Can you find the lines of the listing that include "this" and copy every one?

════════

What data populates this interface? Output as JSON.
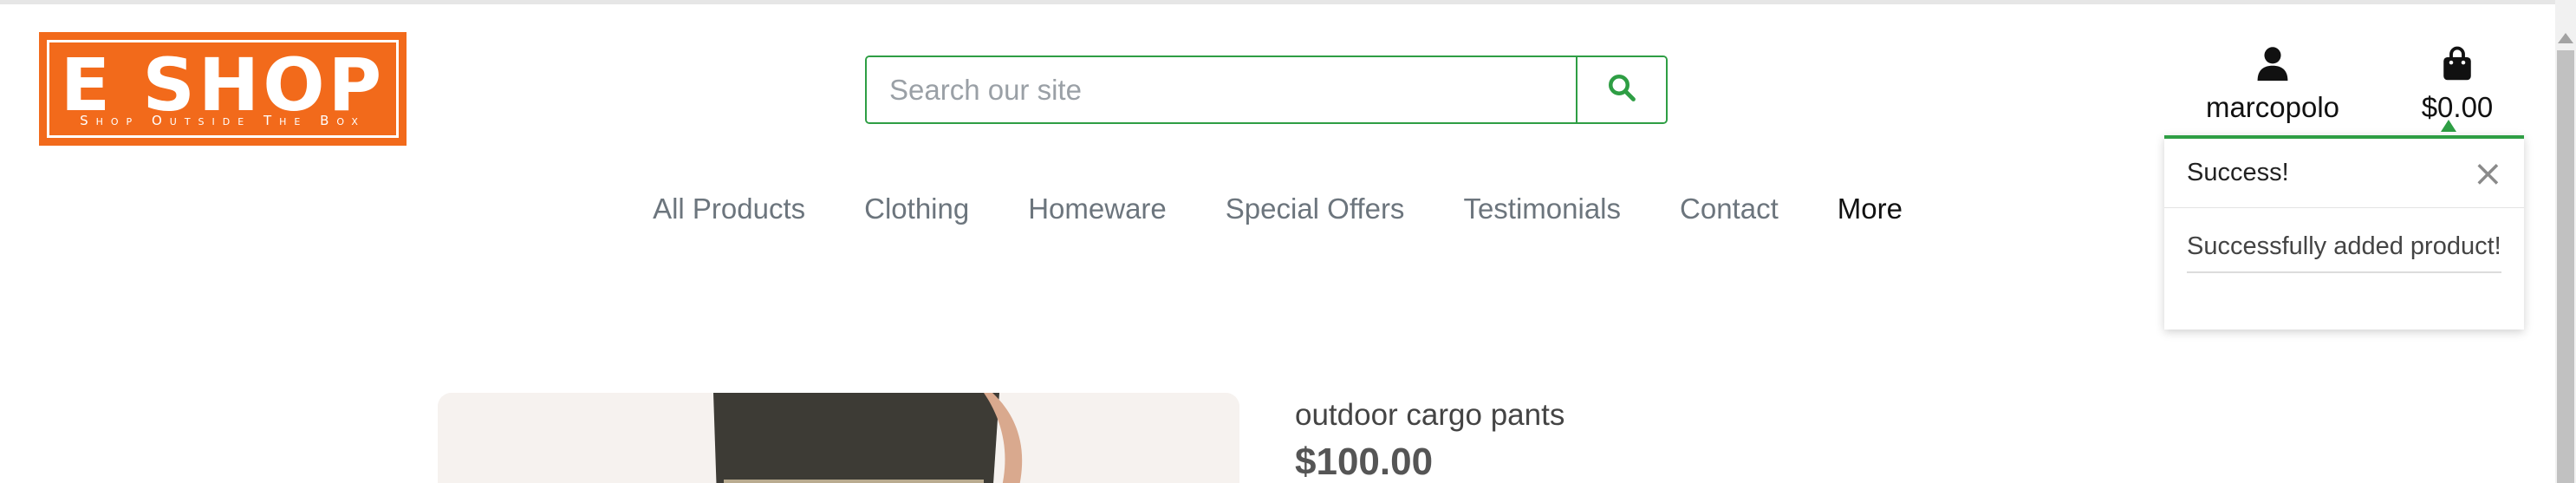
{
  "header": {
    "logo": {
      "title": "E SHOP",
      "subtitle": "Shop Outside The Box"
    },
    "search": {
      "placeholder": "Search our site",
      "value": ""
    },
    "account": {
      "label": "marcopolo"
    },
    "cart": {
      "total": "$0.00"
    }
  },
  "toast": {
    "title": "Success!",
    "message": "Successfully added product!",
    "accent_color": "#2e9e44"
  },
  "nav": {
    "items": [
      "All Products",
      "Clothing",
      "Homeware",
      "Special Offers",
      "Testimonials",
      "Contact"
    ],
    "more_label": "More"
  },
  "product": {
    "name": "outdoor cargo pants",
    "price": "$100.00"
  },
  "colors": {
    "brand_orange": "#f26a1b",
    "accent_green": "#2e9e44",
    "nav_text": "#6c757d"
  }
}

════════

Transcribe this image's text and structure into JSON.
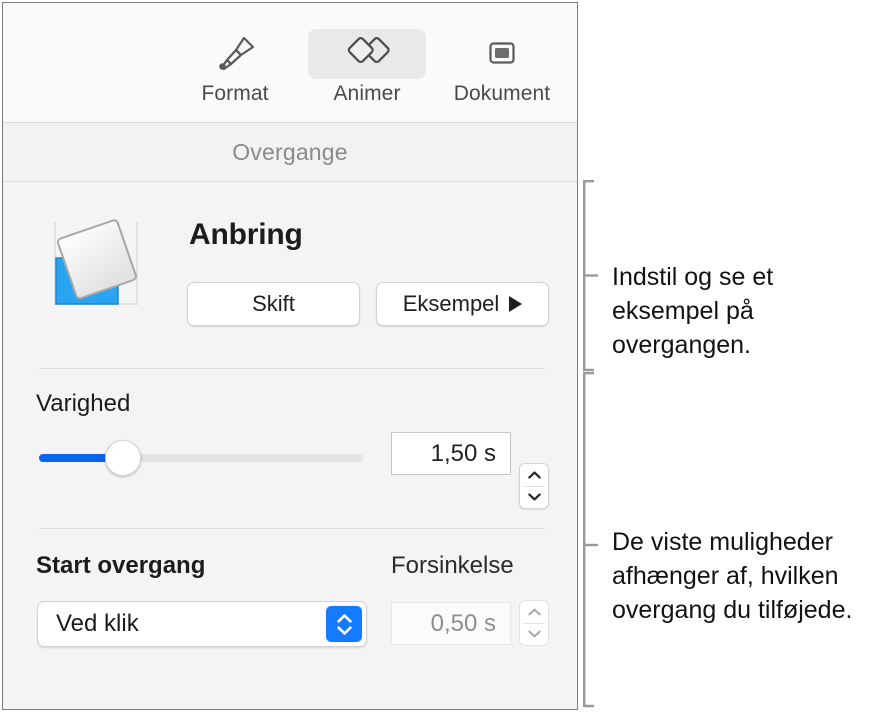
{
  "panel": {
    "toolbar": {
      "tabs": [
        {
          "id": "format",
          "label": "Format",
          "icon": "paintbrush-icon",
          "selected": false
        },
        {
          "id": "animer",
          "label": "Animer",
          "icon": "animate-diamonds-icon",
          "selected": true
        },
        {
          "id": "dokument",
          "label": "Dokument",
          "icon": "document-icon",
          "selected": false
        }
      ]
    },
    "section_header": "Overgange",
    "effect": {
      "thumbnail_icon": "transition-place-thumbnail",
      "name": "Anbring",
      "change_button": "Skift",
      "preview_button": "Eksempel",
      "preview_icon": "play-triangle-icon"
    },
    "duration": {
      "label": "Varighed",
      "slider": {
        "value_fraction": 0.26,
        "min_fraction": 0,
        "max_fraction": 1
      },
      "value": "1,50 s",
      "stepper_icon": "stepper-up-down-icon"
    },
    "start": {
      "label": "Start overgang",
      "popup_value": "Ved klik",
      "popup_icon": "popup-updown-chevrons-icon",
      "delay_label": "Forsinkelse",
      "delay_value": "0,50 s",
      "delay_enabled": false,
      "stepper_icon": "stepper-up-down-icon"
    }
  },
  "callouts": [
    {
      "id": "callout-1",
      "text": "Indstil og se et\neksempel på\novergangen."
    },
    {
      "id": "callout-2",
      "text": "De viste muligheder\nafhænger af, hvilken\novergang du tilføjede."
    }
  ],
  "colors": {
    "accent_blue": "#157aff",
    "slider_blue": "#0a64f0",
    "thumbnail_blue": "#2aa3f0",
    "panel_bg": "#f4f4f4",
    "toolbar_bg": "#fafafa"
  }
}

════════

▸ **YOUR RESPONSE**:
What data populates this interface? Output as JSON.
Transcribe this image's text and structure into JSON.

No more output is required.